-- Assignment --
The records below are to be repeated in full, exactly as they are.

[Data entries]
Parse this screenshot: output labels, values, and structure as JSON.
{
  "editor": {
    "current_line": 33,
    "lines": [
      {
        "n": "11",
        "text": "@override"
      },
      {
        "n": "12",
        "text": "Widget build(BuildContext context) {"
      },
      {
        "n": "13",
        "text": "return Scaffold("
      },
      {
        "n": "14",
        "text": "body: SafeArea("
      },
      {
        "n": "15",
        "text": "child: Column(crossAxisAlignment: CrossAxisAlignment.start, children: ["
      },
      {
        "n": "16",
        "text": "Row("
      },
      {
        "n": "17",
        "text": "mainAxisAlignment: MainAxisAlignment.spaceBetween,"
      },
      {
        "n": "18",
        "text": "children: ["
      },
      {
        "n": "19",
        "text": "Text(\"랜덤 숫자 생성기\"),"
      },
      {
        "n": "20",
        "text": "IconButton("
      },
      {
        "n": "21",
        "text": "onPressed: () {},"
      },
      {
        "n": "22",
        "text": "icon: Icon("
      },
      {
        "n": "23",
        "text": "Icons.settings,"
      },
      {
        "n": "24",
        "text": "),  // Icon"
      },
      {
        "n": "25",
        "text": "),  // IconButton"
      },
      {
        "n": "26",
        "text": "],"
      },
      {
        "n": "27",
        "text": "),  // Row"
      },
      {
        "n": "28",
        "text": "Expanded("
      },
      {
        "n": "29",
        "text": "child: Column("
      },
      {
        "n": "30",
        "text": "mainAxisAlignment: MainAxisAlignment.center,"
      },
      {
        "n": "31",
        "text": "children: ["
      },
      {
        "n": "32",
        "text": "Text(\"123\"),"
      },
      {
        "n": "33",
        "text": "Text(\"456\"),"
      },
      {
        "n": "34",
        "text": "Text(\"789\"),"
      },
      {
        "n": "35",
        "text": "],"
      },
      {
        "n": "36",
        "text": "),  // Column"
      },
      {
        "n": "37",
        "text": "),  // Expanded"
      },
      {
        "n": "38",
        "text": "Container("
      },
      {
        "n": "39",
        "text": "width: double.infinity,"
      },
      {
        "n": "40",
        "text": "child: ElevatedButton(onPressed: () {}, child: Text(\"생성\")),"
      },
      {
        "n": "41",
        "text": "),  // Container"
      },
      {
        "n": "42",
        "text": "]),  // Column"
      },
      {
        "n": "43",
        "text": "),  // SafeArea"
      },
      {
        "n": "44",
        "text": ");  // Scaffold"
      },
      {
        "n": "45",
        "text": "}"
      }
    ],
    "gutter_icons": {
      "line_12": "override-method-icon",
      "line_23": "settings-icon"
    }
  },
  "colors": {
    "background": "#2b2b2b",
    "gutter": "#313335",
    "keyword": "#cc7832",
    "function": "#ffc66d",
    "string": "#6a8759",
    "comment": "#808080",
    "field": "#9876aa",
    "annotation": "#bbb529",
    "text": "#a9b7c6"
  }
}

-- Expected output --
Parse this screenshot: output labels, values, and structure as JSON.
{
  "editor": {
    "current_line": 33,
    "lines": [
      {
        "n": "11",
        "text": "@override"
      },
      {
        "n": "12",
        "text": "Widget build(BuildContext context) {"
      },
      {
        "n": "13",
        "text": "return Scaffold("
      },
      {
        "n": "14",
        "text": "body: SafeArea("
      },
      {
        "n": "15",
        "text": "child: Column(crossAxisAlignment: CrossAxisAlignment.start, children: ["
      },
      {
        "n": "16",
        "text": "Row("
      },
      {
        "n": "17",
        "text": "mainAxisAlignment: MainAxisAlignment.spaceBetween,"
      },
      {
        "n": "18",
        "text": "children: ["
      },
      {
        "n": "19",
        "text": "Text(\"랜덤 숫자 생성기\"),"
      },
      {
        "n": "20",
        "text": "IconButton("
      },
      {
        "n": "21",
        "text": "onPressed: () {},"
      },
      {
        "n": "22",
        "text": "icon: Icon("
      },
      {
        "n": "23",
        "text": "Icons.settings,"
      },
      {
        "n": "24",
        "text": "),  // Icon"
      },
      {
        "n": "25",
        "text": "),  // IconButton"
      },
      {
        "n": "26",
        "text": "],"
      },
      {
        "n": "27",
        "text": "),  // Row"
      },
      {
        "n": "28",
        "text": "Expanded("
      },
      {
        "n": "29",
        "text": "child: Column("
      },
      {
        "n": "30",
        "text": "mainAxisAlignment: MainAxisAlignment.center,"
      },
      {
        "n": "31",
        "text": "children: ["
      },
      {
        "n": "32",
        "text": "Text(\"123\"),"
      },
      {
        "n": "33",
        "text": "Text(\"456\"),"
      },
      {
        "n": "34",
        "text": "Text(\"789\"),"
      },
      {
        "n": "35",
        "text": "],"
      },
      {
        "n": "36",
        "text": "),  // Column"
      },
      {
        "n": "37",
        "text": "),  // Expanded"
      },
      {
        "n": "38",
        "text": "Container("
      },
      {
        "n": "39",
        "text": "width: double.infinity,"
      },
      {
        "n": "40",
        "text": "child: ElevatedButton(onPressed: () {}, child: Text(\"생성\")),"
      },
      {
        "n": "41",
        "text": "),  // Container"
      },
      {
        "n": "42",
        "text": "]),  // Column"
      },
      {
        "n": "43",
        "text": "),  // SafeArea"
      },
      {
        "n": "44",
        "text": ");  // Scaffold"
      },
      {
        "n": "45",
        "text": "}"
      }
    ],
    "gutter_icons": {
      "line_12": "override-method-icon",
      "line_23": "settings-icon"
    }
  },
  "colors": {
    "background": "#2b2b2b",
    "gutter": "#313335",
    "keyword": "#cc7832",
    "function": "#ffc66d",
    "string": "#6a8759",
    "comment": "#808080",
    "field": "#9876aa",
    "annotation": "#bbb529",
    "text": "#a9b7c6"
  }
}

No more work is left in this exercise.